GIFTED / Today I want to talk about one book that I read back in February, but haven’t reviewed it until now. It is, in my opinion, one very important book that talks about bullying and where it can lead if we close our eyes.
I received And the Stars Were Burning Brightly via Netgalley, and I want to say thank you to publisher Simon & Schuster UK for providing me a copy.
This novel was published on March 5th 2020 and it has 368 pages.
About the book:
FROM GOODREADS / An emotionally rich and current story of suicide, mental health, bullying, grief and growing up around social media.
When fifteen-year-old Nathan discovers that his older brother Al has taken his own life, his whole world is torn apart.
Al was special.
Al was talented.
Al was full of passion and light…so why did he do it?
Convinced that his brother was in trouble, Nathan begins to retrace his footsteps. And along the way, he meets Megan. Al’s former classmate, who burns with the same fire and hope, who is determined to keep Al’s memory alive. But when Nathan learns the horrifying truth behind his brother’s suicide, one question remains – how do you survive, when you’re growing up in the age of social media?
And the Stars Were Burning Bright is such a wonderful, heart wrenching story with important topic (bullying) more people should talk about.
It explores the dark side of human beings and the ways to recover from loss.
I have to admit, I didn’t know about And The Stars Were Burning Brightly before it was READ NOW on Netgalley, but as I noticed it, and the premise sounded interesting to me, I couldn’t help myself. I had to read it.
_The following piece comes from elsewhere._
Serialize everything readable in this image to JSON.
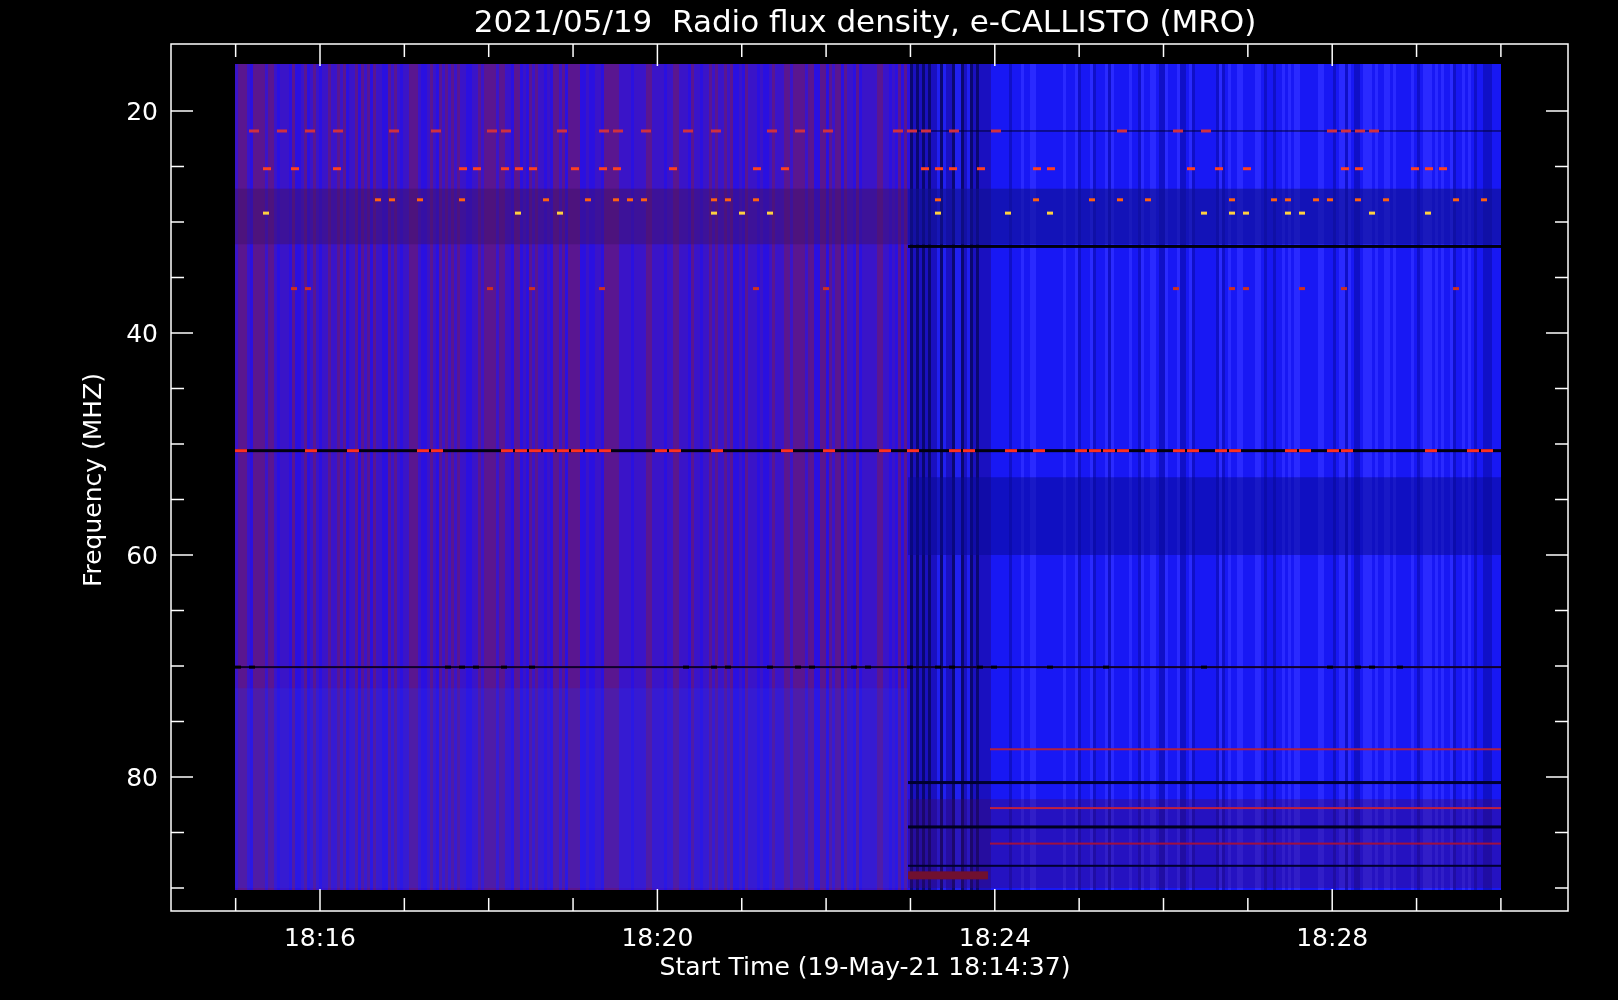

And I am so glad I did give it a shot. I read it few months before it’s publication, but because of technical difficulties I wasn’t able to review it before (aka I postponed it because my computer broke).
The story follows two main characters: Nathan (who’s brother Al killed himself) and Megan (who was friends with Al but kept that friendship secret).
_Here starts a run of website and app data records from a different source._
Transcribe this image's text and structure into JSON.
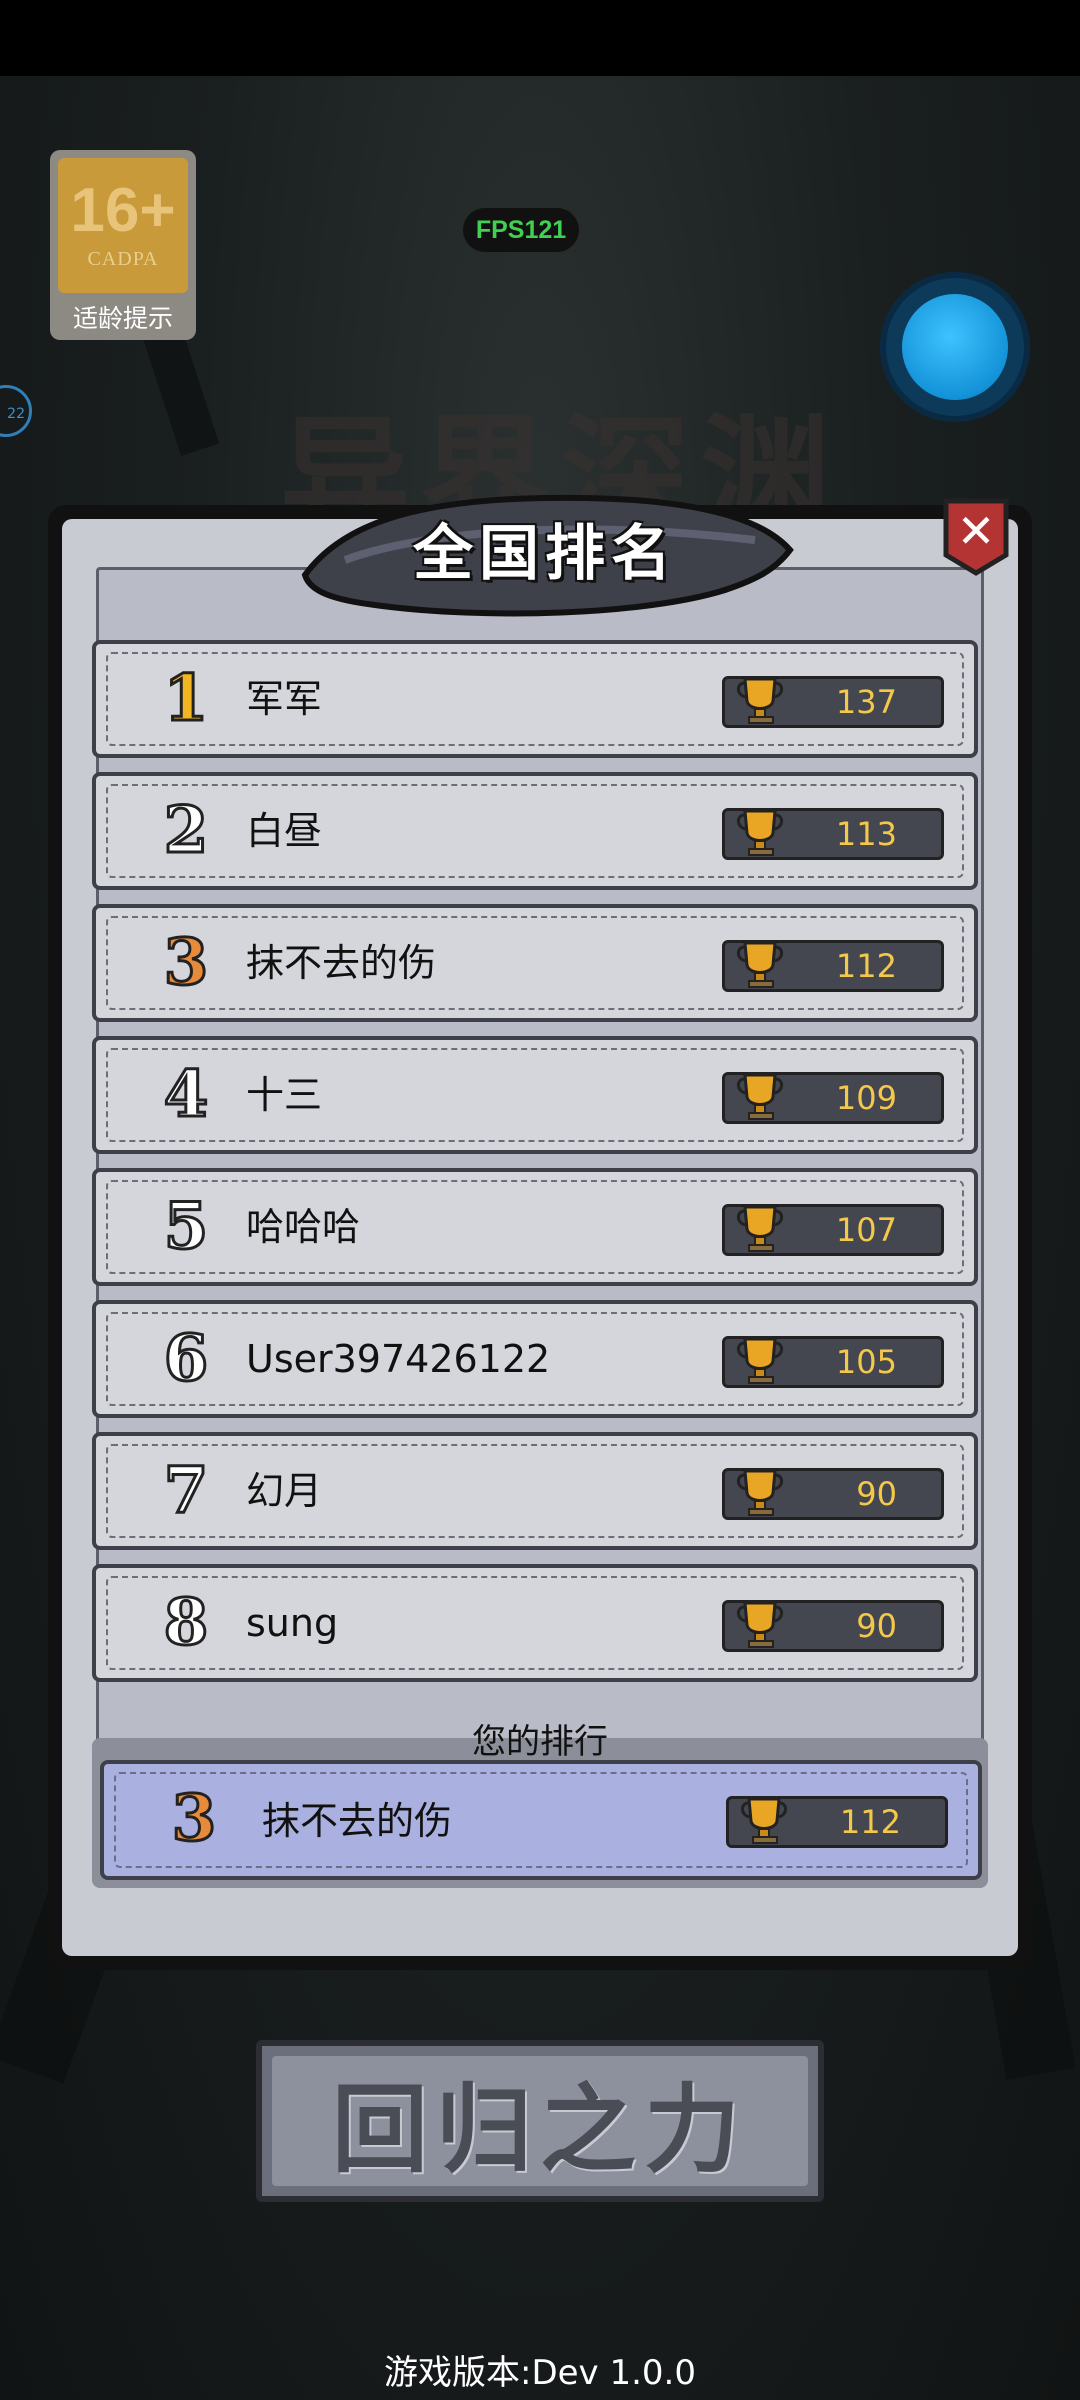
{
  "status": {
    "fps": "FPS121"
  },
  "age_badge": {
    "age": "16+",
    "org": "CADPA",
    "tip": "适龄提示"
  },
  "side_indicator": "22",
  "background_title": "异界深渊",
  "dialog": {
    "title": "全国排名",
    "close_icon": "close-x-icon",
    "rankings": [
      {
        "rank": "1",
        "name": "军军",
        "score": "137",
        "rank_style": "gold"
      },
      {
        "rank": "2",
        "name": "白昼",
        "score": "113",
        "rank_style": "silver"
      },
      {
        "rank": "3",
        "name": "抹不去的伤",
        "score": "112",
        "rank_style": "bronze"
      },
      {
        "rank": "4",
        "name": "十三",
        "score": "109",
        "rank_style": "plain"
      },
      {
        "rank": "5",
        "name": "哈哈哈",
        "score": "107",
        "rank_style": "plain"
      },
      {
        "rank": "6",
        "name": "User397426122",
        "score": "105",
        "rank_style": "plain"
      },
      {
        "rank": "7",
        "name": "幻月",
        "score": "90",
        "rank_style": "plain"
      },
      {
        "rank": "8",
        "name": "sung",
        "score": "90",
        "rank_style": "plain"
      }
    ],
    "your_rank_label": "您的排行",
    "your_rank": {
      "rank": "3",
      "name": "抹不去的伤",
      "score": "112"
    }
  },
  "return_button": {
    "label": "回归之力"
  },
  "footer": {
    "version": "游戏版本:Dev 1.0.0"
  },
  "colors": {
    "gold": "#f2b623",
    "bronze": "#e78a3a",
    "score_text": "#f4c94a",
    "highlight_row": "#aab1e0",
    "fps_green": "#3fd14f"
  }
}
As they lost the one they loved, their lives intertwined.
The story is written in somewhat unique way.
It has two POVs written in first person: Nat’s and Meg’s, but every chapter starts with Al’s thoughts, that often includes space and stars, but also life.
I am grateful for Al’s parts.
However, I have to admit that Meg and Nathan sounded too similar at times.
This is emotional story, which is understandable because it covers serious topic, so be aware that it could make you sad.
I would recommend this book, and I would like to read more novels with the same theme because bullying and suicide is something we should all be more aware about.